Relationships and Reciprocity

Winston Heckt

Relationships and Reciprocity

When we sat down with the staff at Native American Community Development Institute (NACDI) in spring of 2018 to talk about working together on a node of Northern Spark along Franklin Avenue for 2019, NACDI’s COO Ed Minnema spoke about living by the value of reciprocity. He asked us an important question:  if we help create this festival in our community, what do we receive?

This is an important question for any relationship, be it interpersonal or between non-profit organizations entering a project together, but it is a particularly poignant query for Native-run organizations who are frequently solicited for partnerships that are one-sided; efforts pitched as collaborative but ones that ultimately serve to provide a non-Native organization access its community without giving anything of equal value in return.

Addressing this question head on forced us to acknowledge aloud the dangers of this dynamic, and to be very intentional to avoid it.

The answer to the question of reciprocity came in the form of shared time and expertise. Last summer, Northern Spark staff sat in on meetings with the planning team for Indigenous People’s Day festival (IPDF) –a celebratory gathering that NACDI is seeking to become an annual event. As the team prepared for the October event, we shared our experience and expertise on festival components such as permits, artist contracts, volunteer scheduling and liability insurance. In return we got to witness another way of making a festival, an approach that honored elders, and put the community into high regard, including making sure that residents of the nearby Hiawatha Encampment were invited to participate in the event.

After IPDF, we returned to working on Northern Spark together, meeting regularly to co-curate artists to present on the Ave and support their process.  NL has also hired several of the IPDF organizers work on production, volunteer coordination and security for Northern Spark, as a way to continue capacity building for future events in the American Indian Cultural Corridor.

The transformed Franklin Avenue that you’ll experience on June 14 and 15 is a result of years of partnership, that actually began in 2011 for the very first Northern Spark. Since then, different iterations of NACDI staff worked with NL to host an artist talk with Wendy Red Star (2015), a poetry reading with local writers and Kathy Jetnil-Kijiner (with Climate Generation, 2017), and most recently, the shared support for Keith BraveHeart’s A Buffalo Nation: Building Community project at Northern Spark 2018 in The Commons.

We’re thankful to the staff at NACDI, and the fantastic artists presenting along “the Ave” for teaching us these lessons and showing up to the collaboration through the invitation to be in reciprocal relationship.  

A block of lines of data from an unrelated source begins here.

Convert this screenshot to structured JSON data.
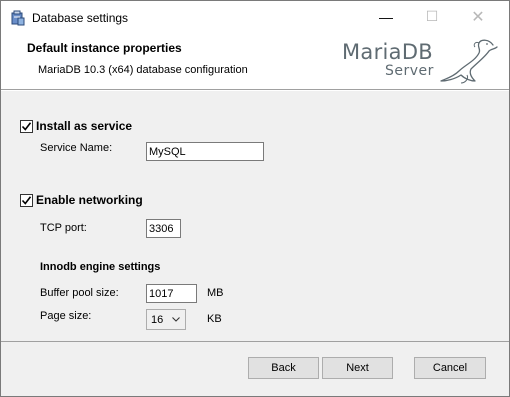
{
  "window": {
    "title": "Database settings",
    "minimize_glyph": "—",
    "maximize_glyph": "☐",
    "close_glyph": "✕"
  },
  "header": {
    "title": "Default instance properties",
    "subtitle": "MariaDB 10.3 (x64) database configuration",
    "logo": {
      "line1": "MariaDB",
      "line2": "Server",
      "icon": "sea-lion-icon"
    }
  },
  "service": {
    "checkbox_label": "Install as service",
    "checked": true,
    "name_label": "Service Name:",
    "name_value": "MySQL"
  },
  "networking": {
    "checkbox_label": "Enable networking",
    "checked": true,
    "port_label": "TCP port:",
    "port_value": "3306"
  },
  "innodb": {
    "heading": "Innodb engine settings",
    "buffer_label": "Buffer pool size:",
    "buffer_value": "1017",
    "buffer_unit": "MB",
    "page_label": "Page size:",
    "page_value": "16",
    "page_unit": "KB"
  },
  "buttons": {
    "back": "Back",
    "next": "Next",
    "cancel": "Cancel"
  },
  "colors": {
    "panel_bg": "#f0f0f0",
    "logo_gray": "#5f6b72",
    "button_bg": "#e1e1e1"
  }
}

Read more about NACDI’s work to help Native people to create the future they envision here.



Photo Caption: Keith Braveheart, A Buffalo Nation: Creating Community, Northern Spark 2018. Co-presented by Native American Community Development Institute and Northern Photo: Sean Smuda.